By The Chicago Times Staff

December 26, 2021

JOHANNESBURG — Desmond Tutu, South Africa’s Nobel Peace Prize winner and unwavering opponent of the country’s former racist apartheid policies died on Sunday at the age of 90.

Tutu battled passionately and nonviolently to demolish apartheid, South Africa’s horrific, decades-long government of tyranny against its Black majority that ended in 1994.

When Mandela became president in 1994, he selected Tutu to lead the Truth and Reconciliation Commission, which investigated apartheid system violations.

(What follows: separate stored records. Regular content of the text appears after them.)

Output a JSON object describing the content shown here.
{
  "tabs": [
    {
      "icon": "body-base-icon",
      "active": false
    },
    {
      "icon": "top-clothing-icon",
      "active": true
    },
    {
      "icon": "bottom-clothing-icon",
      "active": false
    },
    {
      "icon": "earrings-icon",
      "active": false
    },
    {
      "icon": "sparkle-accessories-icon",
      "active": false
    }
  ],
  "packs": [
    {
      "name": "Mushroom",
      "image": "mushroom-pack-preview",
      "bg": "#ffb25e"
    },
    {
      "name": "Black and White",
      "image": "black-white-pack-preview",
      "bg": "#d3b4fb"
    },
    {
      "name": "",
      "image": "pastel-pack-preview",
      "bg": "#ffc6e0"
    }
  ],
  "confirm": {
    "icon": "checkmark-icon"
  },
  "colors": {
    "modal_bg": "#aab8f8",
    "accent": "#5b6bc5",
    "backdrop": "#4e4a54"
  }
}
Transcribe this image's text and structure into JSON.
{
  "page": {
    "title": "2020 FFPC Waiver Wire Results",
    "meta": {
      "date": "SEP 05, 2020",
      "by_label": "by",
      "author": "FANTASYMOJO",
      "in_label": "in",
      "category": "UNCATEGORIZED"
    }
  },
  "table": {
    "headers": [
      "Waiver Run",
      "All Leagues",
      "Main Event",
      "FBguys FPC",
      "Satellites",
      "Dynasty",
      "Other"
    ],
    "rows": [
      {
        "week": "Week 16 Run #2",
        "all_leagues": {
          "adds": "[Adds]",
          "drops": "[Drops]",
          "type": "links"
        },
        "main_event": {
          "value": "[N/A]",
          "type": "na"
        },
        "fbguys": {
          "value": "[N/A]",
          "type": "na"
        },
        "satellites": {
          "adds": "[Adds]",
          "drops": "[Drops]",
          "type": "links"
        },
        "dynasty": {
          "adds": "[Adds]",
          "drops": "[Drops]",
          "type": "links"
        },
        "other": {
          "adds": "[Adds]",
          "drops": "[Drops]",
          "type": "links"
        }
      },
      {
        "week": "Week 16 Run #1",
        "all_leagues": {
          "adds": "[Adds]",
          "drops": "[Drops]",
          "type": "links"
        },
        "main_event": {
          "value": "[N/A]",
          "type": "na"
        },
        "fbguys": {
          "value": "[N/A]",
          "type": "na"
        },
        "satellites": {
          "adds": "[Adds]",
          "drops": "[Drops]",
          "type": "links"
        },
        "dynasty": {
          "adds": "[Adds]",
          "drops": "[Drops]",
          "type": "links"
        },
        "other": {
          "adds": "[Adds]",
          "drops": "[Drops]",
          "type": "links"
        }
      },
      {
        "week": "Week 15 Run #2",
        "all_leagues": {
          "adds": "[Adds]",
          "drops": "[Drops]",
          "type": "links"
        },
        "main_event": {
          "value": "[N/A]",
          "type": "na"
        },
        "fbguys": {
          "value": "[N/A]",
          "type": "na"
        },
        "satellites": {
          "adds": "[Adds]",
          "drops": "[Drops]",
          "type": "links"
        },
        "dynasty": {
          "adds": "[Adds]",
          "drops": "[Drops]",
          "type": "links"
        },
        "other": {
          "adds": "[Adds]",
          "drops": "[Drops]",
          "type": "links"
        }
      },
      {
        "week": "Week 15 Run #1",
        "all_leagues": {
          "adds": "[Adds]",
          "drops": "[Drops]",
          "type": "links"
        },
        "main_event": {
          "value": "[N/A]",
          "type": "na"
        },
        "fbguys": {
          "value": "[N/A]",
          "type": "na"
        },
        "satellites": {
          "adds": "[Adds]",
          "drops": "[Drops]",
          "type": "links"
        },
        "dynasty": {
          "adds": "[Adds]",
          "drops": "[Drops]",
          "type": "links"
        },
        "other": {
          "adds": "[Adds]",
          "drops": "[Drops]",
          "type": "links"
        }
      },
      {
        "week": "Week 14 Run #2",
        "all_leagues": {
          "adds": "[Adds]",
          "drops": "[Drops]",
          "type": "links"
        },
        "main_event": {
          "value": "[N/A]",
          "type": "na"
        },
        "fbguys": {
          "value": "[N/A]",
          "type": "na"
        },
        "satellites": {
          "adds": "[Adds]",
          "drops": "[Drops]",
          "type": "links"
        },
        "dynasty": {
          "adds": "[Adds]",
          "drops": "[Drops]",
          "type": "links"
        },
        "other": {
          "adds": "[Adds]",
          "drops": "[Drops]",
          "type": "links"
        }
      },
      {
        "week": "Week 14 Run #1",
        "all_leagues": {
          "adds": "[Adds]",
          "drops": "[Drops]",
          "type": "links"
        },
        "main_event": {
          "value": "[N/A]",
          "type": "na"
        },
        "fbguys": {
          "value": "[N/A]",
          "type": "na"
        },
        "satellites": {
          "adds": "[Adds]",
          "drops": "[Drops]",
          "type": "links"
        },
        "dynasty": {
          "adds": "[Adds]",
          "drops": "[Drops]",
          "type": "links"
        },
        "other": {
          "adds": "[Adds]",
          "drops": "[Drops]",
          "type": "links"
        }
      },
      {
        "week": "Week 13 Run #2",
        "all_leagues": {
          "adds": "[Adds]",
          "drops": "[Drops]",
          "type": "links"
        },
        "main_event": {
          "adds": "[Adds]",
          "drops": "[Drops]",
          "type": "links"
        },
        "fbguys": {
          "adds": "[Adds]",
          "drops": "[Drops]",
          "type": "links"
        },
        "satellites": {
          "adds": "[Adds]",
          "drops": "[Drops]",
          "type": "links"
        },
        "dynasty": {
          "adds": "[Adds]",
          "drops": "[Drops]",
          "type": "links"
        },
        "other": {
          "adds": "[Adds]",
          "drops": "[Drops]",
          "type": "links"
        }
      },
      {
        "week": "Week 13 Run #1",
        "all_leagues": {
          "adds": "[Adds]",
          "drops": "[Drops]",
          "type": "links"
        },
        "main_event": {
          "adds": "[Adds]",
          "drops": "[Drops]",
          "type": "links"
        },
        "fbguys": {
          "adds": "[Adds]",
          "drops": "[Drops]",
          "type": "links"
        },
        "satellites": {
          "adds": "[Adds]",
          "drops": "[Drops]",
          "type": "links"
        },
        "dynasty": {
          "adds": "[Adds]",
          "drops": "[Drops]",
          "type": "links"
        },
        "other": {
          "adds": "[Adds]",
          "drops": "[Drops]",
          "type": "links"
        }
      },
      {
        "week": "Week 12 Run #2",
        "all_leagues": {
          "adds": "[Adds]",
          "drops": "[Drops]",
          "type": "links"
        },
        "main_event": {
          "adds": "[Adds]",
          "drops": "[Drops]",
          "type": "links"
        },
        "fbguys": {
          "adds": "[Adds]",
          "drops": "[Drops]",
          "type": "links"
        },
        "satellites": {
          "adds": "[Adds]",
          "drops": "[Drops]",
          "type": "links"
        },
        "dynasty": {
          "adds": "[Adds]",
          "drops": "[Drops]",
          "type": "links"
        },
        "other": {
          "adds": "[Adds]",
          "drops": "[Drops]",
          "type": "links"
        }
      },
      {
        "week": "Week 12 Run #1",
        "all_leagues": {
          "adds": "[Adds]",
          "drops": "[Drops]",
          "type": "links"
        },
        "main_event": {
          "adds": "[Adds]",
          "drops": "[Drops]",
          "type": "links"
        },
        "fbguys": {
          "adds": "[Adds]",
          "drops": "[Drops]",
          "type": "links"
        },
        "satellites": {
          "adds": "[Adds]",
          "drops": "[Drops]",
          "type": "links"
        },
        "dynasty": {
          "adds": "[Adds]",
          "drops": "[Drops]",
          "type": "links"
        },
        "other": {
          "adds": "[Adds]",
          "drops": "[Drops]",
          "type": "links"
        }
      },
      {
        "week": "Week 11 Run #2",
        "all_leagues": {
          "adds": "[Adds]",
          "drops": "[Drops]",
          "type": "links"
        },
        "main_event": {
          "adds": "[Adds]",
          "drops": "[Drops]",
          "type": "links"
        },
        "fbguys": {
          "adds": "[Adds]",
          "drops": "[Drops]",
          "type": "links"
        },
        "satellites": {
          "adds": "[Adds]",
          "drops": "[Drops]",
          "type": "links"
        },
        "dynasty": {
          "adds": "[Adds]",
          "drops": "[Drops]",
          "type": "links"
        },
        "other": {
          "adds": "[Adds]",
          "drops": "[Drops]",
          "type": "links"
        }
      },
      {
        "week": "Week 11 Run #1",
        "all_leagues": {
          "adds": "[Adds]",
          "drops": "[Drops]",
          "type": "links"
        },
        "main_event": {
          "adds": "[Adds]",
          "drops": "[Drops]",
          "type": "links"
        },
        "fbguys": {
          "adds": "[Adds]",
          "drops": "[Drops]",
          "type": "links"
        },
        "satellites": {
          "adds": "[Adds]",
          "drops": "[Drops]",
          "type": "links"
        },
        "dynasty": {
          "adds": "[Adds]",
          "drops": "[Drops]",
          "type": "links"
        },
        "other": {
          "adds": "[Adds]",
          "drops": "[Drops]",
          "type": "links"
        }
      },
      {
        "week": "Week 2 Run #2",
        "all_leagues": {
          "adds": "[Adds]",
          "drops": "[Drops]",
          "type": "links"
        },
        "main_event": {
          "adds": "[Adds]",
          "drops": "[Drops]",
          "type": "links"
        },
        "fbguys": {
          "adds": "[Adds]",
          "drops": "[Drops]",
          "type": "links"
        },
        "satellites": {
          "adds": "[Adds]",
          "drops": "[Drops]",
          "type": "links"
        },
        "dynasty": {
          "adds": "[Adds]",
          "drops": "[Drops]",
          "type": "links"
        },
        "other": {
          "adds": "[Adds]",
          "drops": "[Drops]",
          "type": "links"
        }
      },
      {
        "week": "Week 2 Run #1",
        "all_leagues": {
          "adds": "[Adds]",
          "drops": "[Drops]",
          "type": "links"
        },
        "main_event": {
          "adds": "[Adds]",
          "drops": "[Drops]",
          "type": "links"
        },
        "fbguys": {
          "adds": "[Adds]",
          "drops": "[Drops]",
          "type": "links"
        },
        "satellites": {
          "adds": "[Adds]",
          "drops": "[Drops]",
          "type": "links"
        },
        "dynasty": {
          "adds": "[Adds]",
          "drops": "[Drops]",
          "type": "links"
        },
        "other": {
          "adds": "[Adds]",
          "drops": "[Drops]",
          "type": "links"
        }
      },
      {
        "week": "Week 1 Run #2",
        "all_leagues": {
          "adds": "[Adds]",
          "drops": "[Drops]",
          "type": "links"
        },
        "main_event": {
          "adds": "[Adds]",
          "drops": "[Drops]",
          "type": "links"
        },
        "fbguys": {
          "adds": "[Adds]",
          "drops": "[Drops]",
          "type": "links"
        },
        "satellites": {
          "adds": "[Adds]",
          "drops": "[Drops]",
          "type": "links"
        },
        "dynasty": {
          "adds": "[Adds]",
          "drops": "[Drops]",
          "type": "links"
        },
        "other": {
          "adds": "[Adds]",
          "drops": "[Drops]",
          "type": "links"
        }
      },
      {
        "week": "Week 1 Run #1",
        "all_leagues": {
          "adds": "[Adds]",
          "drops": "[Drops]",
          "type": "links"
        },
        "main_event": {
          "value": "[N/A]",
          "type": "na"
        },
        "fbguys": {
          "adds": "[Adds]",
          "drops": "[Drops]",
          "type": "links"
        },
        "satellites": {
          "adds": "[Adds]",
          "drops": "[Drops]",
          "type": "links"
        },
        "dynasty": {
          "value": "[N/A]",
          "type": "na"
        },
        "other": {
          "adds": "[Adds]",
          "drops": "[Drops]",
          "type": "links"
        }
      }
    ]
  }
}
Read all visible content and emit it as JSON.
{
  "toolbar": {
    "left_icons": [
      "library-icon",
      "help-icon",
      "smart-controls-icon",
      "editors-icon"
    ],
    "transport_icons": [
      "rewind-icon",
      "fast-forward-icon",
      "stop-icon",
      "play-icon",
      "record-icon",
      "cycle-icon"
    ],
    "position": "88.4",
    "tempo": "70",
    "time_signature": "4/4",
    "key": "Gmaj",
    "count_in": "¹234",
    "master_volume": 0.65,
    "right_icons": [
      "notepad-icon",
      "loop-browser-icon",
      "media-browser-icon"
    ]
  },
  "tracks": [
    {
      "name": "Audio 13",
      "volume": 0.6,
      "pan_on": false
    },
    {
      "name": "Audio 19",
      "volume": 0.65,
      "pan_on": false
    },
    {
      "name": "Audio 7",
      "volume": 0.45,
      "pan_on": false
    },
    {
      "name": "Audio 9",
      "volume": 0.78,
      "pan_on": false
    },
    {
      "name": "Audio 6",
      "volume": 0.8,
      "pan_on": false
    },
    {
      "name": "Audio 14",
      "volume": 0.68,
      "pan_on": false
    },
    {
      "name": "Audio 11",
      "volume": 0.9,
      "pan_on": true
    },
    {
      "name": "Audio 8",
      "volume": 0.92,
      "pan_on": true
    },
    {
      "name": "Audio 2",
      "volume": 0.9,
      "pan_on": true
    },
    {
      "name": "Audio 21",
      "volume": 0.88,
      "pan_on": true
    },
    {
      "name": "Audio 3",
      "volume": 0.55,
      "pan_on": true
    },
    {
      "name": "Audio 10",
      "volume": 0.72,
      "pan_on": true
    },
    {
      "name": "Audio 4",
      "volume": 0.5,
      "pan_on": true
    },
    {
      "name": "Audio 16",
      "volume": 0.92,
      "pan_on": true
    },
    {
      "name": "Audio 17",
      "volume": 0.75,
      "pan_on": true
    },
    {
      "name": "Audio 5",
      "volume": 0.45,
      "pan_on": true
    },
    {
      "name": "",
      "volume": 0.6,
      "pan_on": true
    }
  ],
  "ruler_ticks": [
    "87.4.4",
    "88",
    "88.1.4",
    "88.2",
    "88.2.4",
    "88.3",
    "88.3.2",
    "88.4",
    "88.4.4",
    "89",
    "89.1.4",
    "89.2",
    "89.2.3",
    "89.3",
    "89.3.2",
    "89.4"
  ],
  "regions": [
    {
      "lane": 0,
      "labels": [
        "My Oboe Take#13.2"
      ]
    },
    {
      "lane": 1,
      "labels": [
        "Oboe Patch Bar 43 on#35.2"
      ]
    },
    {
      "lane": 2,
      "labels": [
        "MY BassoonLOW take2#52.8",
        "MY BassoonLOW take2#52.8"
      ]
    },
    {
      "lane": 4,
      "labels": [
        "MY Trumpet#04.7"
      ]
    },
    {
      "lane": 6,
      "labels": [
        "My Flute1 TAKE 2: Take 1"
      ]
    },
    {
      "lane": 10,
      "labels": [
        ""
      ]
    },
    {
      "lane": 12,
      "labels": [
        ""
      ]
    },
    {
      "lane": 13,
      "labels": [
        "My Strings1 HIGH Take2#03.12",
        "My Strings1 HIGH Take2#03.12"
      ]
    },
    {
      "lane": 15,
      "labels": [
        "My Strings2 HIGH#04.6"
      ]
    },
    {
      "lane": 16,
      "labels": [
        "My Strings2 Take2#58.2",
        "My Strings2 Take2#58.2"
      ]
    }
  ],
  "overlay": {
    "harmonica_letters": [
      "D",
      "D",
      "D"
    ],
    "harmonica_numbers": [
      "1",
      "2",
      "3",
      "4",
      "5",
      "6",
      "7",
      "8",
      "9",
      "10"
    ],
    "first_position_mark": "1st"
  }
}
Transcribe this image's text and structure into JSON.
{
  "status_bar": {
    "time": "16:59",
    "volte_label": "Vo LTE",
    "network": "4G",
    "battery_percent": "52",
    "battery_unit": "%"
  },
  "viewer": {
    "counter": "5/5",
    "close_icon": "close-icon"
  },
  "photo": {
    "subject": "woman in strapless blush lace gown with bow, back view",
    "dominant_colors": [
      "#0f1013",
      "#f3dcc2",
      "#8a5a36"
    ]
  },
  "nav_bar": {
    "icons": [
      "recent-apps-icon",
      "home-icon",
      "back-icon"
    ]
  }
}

Desmond Tutu was born on October 7, 1931, in Klerksdorp, west of Johannesburg, and worked as a teacher until enrolling at St. Peter’s Theological College in Rosetenville to train as a priest in 1958.  Tutu was ordained in 1961 and appointed chaplain at the University of Fort Hare six years later.

Tutu relocated to the tiny southern African state of Lesotho and then to the United Kingdom before coming home in 1975.  He was appointed bishop of Lesotho, chairman of the South African Council of Churches, and the first Black Anglican bishop of Johannesburg in 1985, followed by the first Black archbishop of Cape Town in 1986.

Tutu died peacefully at the Oasis Frail Care Center in Cape Town on Sunday, according to the Archbishop Desmond Tutu Trust.  After being diagnosed with prostate cancer in 1997, he had been hospitalized multiple times till 2015.

According to church authorities, a seven-day mourning phase is scheduled in Cape Town before Tutu’s burial, including a two-day laying in state, an ecumenical ceremony, and an Anglican requiem mass at St. George’s Cathedral in Cape Town.

The Nobel Peace Prize in 1984 recognized him as one of the world’s most successful human rights advocates, a task he took seriously for the remainder of his life.

Tutu is survived by his 66-year-old wife and their four children.